ASSIGNMENT. Whatever the records contain, reproduce all of them exactly.

MATERIAL SUPPLIED.
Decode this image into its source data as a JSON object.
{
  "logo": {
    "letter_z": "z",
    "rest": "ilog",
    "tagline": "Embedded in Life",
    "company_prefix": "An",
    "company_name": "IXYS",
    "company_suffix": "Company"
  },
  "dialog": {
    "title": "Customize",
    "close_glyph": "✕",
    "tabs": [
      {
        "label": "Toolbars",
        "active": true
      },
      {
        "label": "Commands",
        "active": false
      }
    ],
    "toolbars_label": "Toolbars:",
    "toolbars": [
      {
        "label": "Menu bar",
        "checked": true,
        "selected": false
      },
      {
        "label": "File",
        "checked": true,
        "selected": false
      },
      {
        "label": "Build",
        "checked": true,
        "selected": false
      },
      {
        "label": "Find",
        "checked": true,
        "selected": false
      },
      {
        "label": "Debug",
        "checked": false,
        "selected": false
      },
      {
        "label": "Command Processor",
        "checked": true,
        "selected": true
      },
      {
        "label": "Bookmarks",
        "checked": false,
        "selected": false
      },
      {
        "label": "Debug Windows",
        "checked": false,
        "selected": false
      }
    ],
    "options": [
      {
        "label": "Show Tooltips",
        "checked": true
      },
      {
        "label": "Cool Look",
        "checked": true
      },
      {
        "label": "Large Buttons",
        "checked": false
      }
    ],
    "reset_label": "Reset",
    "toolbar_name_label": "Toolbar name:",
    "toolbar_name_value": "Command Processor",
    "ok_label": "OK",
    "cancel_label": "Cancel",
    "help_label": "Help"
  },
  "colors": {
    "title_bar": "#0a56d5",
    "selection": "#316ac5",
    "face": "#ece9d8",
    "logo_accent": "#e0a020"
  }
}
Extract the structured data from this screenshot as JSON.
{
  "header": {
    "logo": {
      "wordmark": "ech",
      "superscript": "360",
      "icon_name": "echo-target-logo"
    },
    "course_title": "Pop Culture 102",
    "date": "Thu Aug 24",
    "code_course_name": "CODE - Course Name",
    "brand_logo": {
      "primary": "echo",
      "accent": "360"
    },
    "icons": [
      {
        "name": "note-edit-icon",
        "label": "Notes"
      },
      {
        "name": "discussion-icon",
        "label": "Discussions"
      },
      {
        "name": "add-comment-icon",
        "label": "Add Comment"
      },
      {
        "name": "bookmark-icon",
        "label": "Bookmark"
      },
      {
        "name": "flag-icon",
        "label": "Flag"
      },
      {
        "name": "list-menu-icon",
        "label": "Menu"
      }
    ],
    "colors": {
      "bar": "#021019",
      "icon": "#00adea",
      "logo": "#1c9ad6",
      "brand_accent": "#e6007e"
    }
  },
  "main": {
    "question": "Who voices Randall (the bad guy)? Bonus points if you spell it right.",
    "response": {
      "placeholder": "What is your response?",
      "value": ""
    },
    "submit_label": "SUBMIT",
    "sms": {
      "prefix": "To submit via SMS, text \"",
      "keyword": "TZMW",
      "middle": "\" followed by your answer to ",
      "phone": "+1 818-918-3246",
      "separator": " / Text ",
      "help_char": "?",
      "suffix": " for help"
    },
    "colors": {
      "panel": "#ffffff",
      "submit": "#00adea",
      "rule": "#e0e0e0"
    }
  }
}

OUTPUT FOR THIS EXERCISE.
Decode this image into its source data as a JSON object.
{
  "logo": {
    "letter_z": "z",
    "rest": "ilog",
    "tagline": "Embedded in Life",
    "company_prefix": "An",
    "company_name": "IXYS",
    "company_suffix": "Company"
  },
  "dialog": {
    "title": "Customize",
    "close_glyph": "✕",
    "tabs": [
      {
        "label": "Toolbars",
        "active": true
      },
      {
        "label": "Commands",
        "active": false
      }
    ],
    "toolbars_label": "Toolbars:",
    "toolbars": [
      {
        "label": "Menu bar",
        "checked": true,
        "selected": false
      },
      {
        "label": "File",
        "checked": true,
        "selected": false
      },
      {
        "label": "Build",
        "checked": true,
        "selected": false
      },
      {
        "label": "Find",
        "checked": true,
        "selected": false
      },
      {
        "label": "Debug",
        "checked": false,
        "selected": false
      },
      {
        "label": "Command Processor",
        "checked": true,
        "selected": true
      },
      {
        "label": "Bookmarks",
        "checked": false,
        "selected": false
      },
      {
        "label": "Debug Windows",
        "checked": false,
        "selected": false
      }
    ],
    "options": [
      {
        "label": "Show Tooltips",
        "checked": true
      },
      {
        "label": "Cool Look",
        "checked": true
      },
      {
        "label": "Large Buttons",
        "checked": false
      }
    ],
    "reset_label": "Reset",
    "toolbar_name_label": "Toolbar name:",
    "toolbar_name_value": "Command Processor",
    "ok_label": "OK",
    "cancel_label": "Cancel",
    "help_label": "Help"
  },
  "colors": {
    "title_bar": "#0a56d5",
    "selection": "#316ac5",
    "face": "#ece9d8",
    "logo_accent": "#e0a020"
  }
}
Extract the structured data from this screenshot as JSON.
{
  "header": {
    "logo": {
      "wordmark": "ech",
      "superscript": "360",
      "icon_name": "echo-target-logo"
    },
    "course_title": "Pop Culture 102",
    "date": "Thu Aug 24",
    "code_course_name": "CODE - Course Name",
    "brand_logo": {
      "primary": "echo",
      "accent": "360"
    },
    "icons": [
      {
        "name": "note-edit-icon",
        "label": "Notes"
      },
      {
        "name": "discussion-icon",
        "label": "Discussions"
      },
      {
        "name": "add-comment-icon",
        "label": "Add Comment"
      },
      {
        "name": "bookmark-icon",
        "label": "Bookmark"
      },
      {
        "name": "flag-icon",
        "label": "Flag"
      },
      {
        "name": "list-menu-icon",
        "label": "Menu"
      }
    ],
    "colors": {
      "bar": "#021019",
      "icon": "#00adea",
      "logo": "#1c9ad6",
      "brand_accent": "#e6007e"
    }
  },
  "main": {
    "question": "Who voices Randall (the bad guy)? Bonus points if you spell it right.",
    "response": {
      "placeholder": "What is your response?",
      "value": ""
    },
    "submit_label": "SUBMIT",
    "sms": {
      "prefix": "To submit via SMS, text \"",
      "keyword": "TZMW",
      "middle": "\" followed by your answer to ",
      "phone": "+1 818-918-3246",
      "separator": " / Text ",
      "help_char": "?",
      "suffix": " for help"
    },
    "colors": {
      "panel": "#ffffff",
      "submit": "#00adea",
      "rule": "#e0e0e0"
    }
  }
}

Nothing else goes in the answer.